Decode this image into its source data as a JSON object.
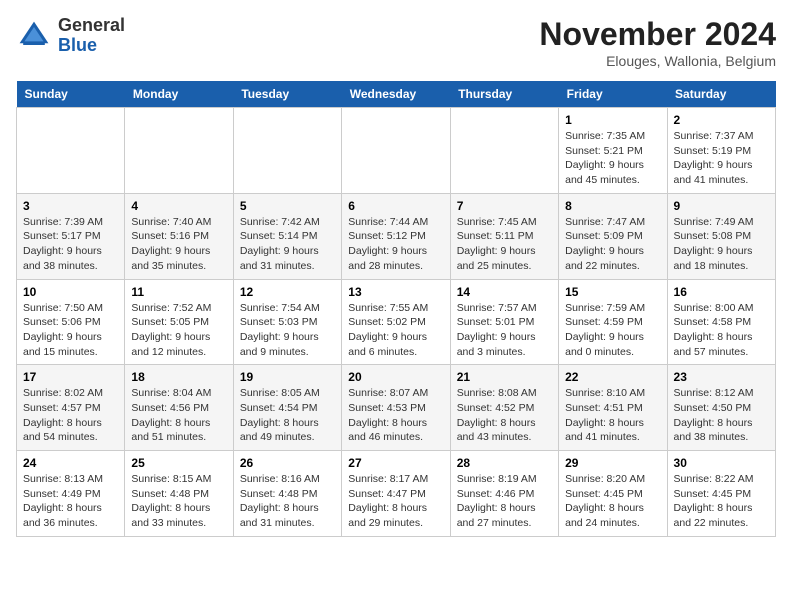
{
  "logo": {
    "line1": "General",
    "line2": "Blue"
  },
  "title": "November 2024",
  "location": "Elouges, Wallonia, Belgium",
  "weekdays": [
    "Sunday",
    "Monday",
    "Tuesday",
    "Wednesday",
    "Thursday",
    "Friday",
    "Saturday"
  ],
  "weeks": [
    [
      {
        "day": "",
        "info": ""
      },
      {
        "day": "",
        "info": ""
      },
      {
        "day": "",
        "info": ""
      },
      {
        "day": "",
        "info": ""
      },
      {
        "day": "",
        "info": ""
      },
      {
        "day": "1",
        "info": "Sunrise: 7:35 AM\nSunset: 5:21 PM\nDaylight: 9 hours and 45 minutes."
      },
      {
        "day": "2",
        "info": "Sunrise: 7:37 AM\nSunset: 5:19 PM\nDaylight: 9 hours and 41 minutes."
      }
    ],
    [
      {
        "day": "3",
        "info": "Sunrise: 7:39 AM\nSunset: 5:17 PM\nDaylight: 9 hours and 38 minutes."
      },
      {
        "day": "4",
        "info": "Sunrise: 7:40 AM\nSunset: 5:16 PM\nDaylight: 9 hours and 35 minutes."
      },
      {
        "day": "5",
        "info": "Sunrise: 7:42 AM\nSunset: 5:14 PM\nDaylight: 9 hours and 31 minutes."
      },
      {
        "day": "6",
        "info": "Sunrise: 7:44 AM\nSunset: 5:12 PM\nDaylight: 9 hours and 28 minutes."
      },
      {
        "day": "7",
        "info": "Sunrise: 7:45 AM\nSunset: 5:11 PM\nDaylight: 9 hours and 25 minutes."
      },
      {
        "day": "8",
        "info": "Sunrise: 7:47 AM\nSunset: 5:09 PM\nDaylight: 9 hours and 22 minutes."
      },
      {
        "day": "9",
        "info": "Sunrise: 7:49 AM\nSunset: 5:08 PM\nDaylight: 9 hours and 18 minutes."
      }
    ],
    [
      {
        "day": "10",
        "info": "Sunrise: 7:50 AM\nSunset: 5:06 PM\nDaylight: 9 hours and 15 minutes."
      },
      {
        "day": "11",
        "info": "Sunrise: 7:52 AM\nSunset: 5:05 PM\nDaylight: 9 hours and 12 minutes."
      },
      {
        "day": "12",
        "info": "Sunrise: 7:54 AM\nSunset: 5:03 PM\nDaylight: 9 hours and 9 minutes."
      },
      {
        "day": "13",
        "info": "Sunrise: 7:55 AM\nSunset: 5:02 PM\nDaylight: 9 hours and 6 minutes."
      },
      {
        "day": "14",
        "info": "Sunrise: 7:57 AM\nSunset: 5:01 PM\nDaylight: 9 hours and 3 minutes."
      },
      {
        "day": "15",
        "info": "Sunrise: 7:59 AM\nSunset: 4:59 PM\nDaylight: 9 hours and 0 minutes."
      },
      {
        "day": "16",
        "info": "Sunrise: 8:00 AM\nSunset: 4:58 PM\nDaylight: 8 hours and 57 minutes."
      }
    ],
    [
      {
        "day": "17",
        "info": "Sunrise: 8:02 AM\nSunset: 4:57 PM\nDaylight: 8 hours and 54 minutes."
      },
      {
        "day": "18",
        "info": "Sunrise: 8:04 AM\nSunset: 4:56 PM\nDaylight: 8 hours and 51 minutes."
      },
      {
        "day": "19",
        "info": "Sunrise: 8:05 AM\nSunset: 4:54 PM\nDaylight: 8 hours and 49 minutes."
      },
      {
        "day": "20",
        "info": "Sunrise: 8:07 AM\nSunset: 4:53 PM\nDaylight: 8 hours and 46 minutes."
      },
      {
        "day": "21",
        "info": "Sunrise: 8:08 AM\nSunset: 4:52 PM\nDaylight: 8 hours and 43 minutes."
      },
      {
        "day": "22",
        "info": "Sunrise: 8:10 AM\nSunset: 4:51 PM\nDaylight: 8 hours and 41 minutes."
      },
      {
        "day": "23",
        "info": "Sunrise: 8:12 AM\nSunset: 4:50 PM\nDaylight: 8 hours and 38 minutes."
      }
    ],
    [
      {
        "day": "24",
        "info": "Sunrise: 8:13 AM\nSunset: 4:49 PM\nDaylight: 8 hours and 36 minutes."
      },
      {
        "day": "25",
        "info": "Sunrise: 8:15 AM\nSunset: 4:48 PM\nDaylight: 8 hours and 33 minutes."
      },
      {
        "day": "26",
        "info": "Sunrise: 8:16 AM\nSunset: 4:48 PM\nDaylight: 8 hours and 31 minutes."
      },
      {
        "day": "27",
        "info": "Sunrise: 8:17 AM\nSunset: 4:47 PM\nDaylight: 8 hours and 29 minutes."
      },
      {
        "day": "28",
        "info": "Sunrise: 8:19 AM\nSunset: 4:46 PM\nDaylight: 8 hours and 27 minutes."
      },
      {
        "day": "29",
        "info": "Sunrise: 8:20 AM\nSunset: 4:45 PM\nDaylight: 8 hours and 24 minutes."
      },
      {
        "day": "30",
        "info": "Sunrise: 8:22 AM\nSunset: 4:45 PM\nDaylight: 8 hours and 22 minutes."
      }
    ]
  ]
}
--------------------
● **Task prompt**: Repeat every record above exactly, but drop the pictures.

● **Result for this exercise**:
Decode this image into its source data as a JSON object.
{
  "logo": {
    "line1": "General",
    "line2": "Blue"
  },
  "title": "November 2024",
  "location": "Elouges, Wallonia, Belgium",
  "weekdays": [
    "Sunday",
    "Monday",
    "Tuesday",
    "Wednesday",
    "Thursday",
    "Friday",
    "Saturday"
  ],
  "weeks": [
    [
      {
        "day": "",
        "info": ""
      },
      {
        "day": "",
        "info": ""
      },
      {
        "day": "",
        "info": ""
      },
      {
        "day": "",
        "info": ""
      },
      {
        "day": "",
        "info": ""
      },
      {
        "day": "1",
        "info": "Sunrise: 7:35 AM\nSunset: 5:21 PM\nDaylight: 9 hours and 45 minutes."
      },
      {
        "day": "2",
        "info": "Sunrise: 7:37 AM\nSunset: 5:19 PM\nDaylight: 9 hours and 41 minutes."
      }
    ],
    [
      {
        "day": "3",
        "info": "Sunrise: 7:39 AM\nSunset: 5:17 PM\nDaylight: 9 hours and 38 minutes."
      },
      {
        "day": "4",
        "info": "Sunrise: 7:40 AM\nSunset: 5:16 PM\nDaylight: 9 hours and 35 minutes."
      },
      {
        "day": "5",
        "info": "Sunrise: 7:42 AM\nSunset: 5:14 PM\nDaylight: 9 hours and 31 minutes."
      },
      {
        "day": "6",
        "info": "Sunrise: 7:44 AM\nSunset: 5:12 PM\nDaylight: 9 hours and 28 minutes."
      },
      {
        "day": "7",
        "info": "Sunrise: 7:45 AM\nSunset: 5:11 PM\nDaylight: 9 hours and 25 minutes."
      },
      {
        "day": "8",
        "info": "Sunrise: 7:47 AM\nSunset: 5:09 PM\nDaylight: 9 hours and 22 minutes."
      },
      {
        "day": "9",
        "info": "Sunrise: 7:49 AM\nSunset: 5:08 PM\nDaylight: 9 hours and 18 minutes."
      }
    ],
    [
      {
        "day": "10",
        "info": "Sunrise: 7:50 AM\nSunset: 5:06 PM\nDaylight: 9 hours and 15 minutes."
      },
      {
        "day": "11",
        "info": "Sunrise: 7:52 AM\nSunset: 5:05 PM\nDaylight: 9 hours and 12 minutes."
      },
      {
        "day": "12",
        "info": "Sunrise: 7:54 AM\nSunset: 5:03 PM\nDaylight: 9 hours and 9 minutes."
      },
      {
        "day": "13",
        "info": "Sunrise: 7:55 AM\nSunset: 5:02 PM\nDaylight: 9 hours and 6 minutes."
      },
      {
        "day": "14",
        "info": "Sunrise: 7:57 AM\nSunset: 5:01 PM\nDaylight: 9 hours and 3 minutes."
      },
      {
        "day": "15",
        "info": "Sunrise: 7:59 AM\nSunset: 4:59 PM\nDaylight: 9 hours and 0 minutes."
      },
      {
        "day": "16",
        "info": "Sunrise: 8:00 AM\nSunset: 4:58 PM\nDaylight: 8 hours and 57 minutes."
      }
    ],
    [
      {
        "day": "17",
        "info": "Sunrise: 8:02 AM\nSunset: 4:57 PM\nDaylight: 8 hours and 54 minutes."
      },
      {
        "day": "18",
        "info": "Sunrise: 8:04 AM\nSunset: 4:56 PM\nDaylight: 8 hours and 51 minutes."
      },
      {
        "day": "19",
        "info": "Sunrise: 8:05 AM\nSunset: 4:54 PM\nDaylight: 8 hours and 49 minutes."
      },
      {
        "day": "20",
        "info": "Sunrise: 8:07 AM\nSunset: 4:53 PM\nDaylight: 8 hours and 46 minutes."
      },
      {
        "day": "21",
        "info": "Sunrise: 8:08 AM\nSunset: 4:52 PM\nDaylight: 8 hours and 43 minutes."
      },
      {
        "day": "22",
        "info": "Sunrise: 8:10 AM\nSunset: 4:51 PM\nDaylight: 8 hours and 41 minutes."
      },
      {
        "day": "23",
        "info": "Sunrise: 8:12 AM\nSunset: 4:50 PM\nDaylight: 8 hours and 38 minutes."
      }
    ],
    [
      {
        "day": "24",
        "info": "Sunrise: 8:13 AM\nSunset: 4:49 PM\nDaylight: 8 hours and 36 minutes."
      },
      {
        "day": "25",
        "info": "Sunrise: 8:15 AM\nSunset: 4:48 PM\nDaylight: 8 hours and 33 minutes."
      },
      {
        "day": "26",
        "info": "Sunrise: 8:16 AM\nSunset: 4:48 PM\nDaylight: 8 hours and 31 minutes."
      },
      {
        "day": "27",
        "info": "Sunrise: 8:17 AM\nSunset: 4:47 PM\nDaylight: 8 hours and 29 minutes."
      },
      {
        "day": "28",
        "info": "Sunrise: 8:19 AM\nSunset: 4:46 PM\nDaylight: 8 hours and 27 minutes."
      },
      {
        "day": "29",
        "info": "Sunrise: 8:20 AM\nSunset: 4:45 PM\nDaylight: 8 hours and 24 minutes."
      },
      {
        "day": "30",
        "info": "Sunrise: 8:22 AM\nSunset: 4:45 PM\nDaylight: 8 hours and 22 minutes."
      }
    ]
  ]
}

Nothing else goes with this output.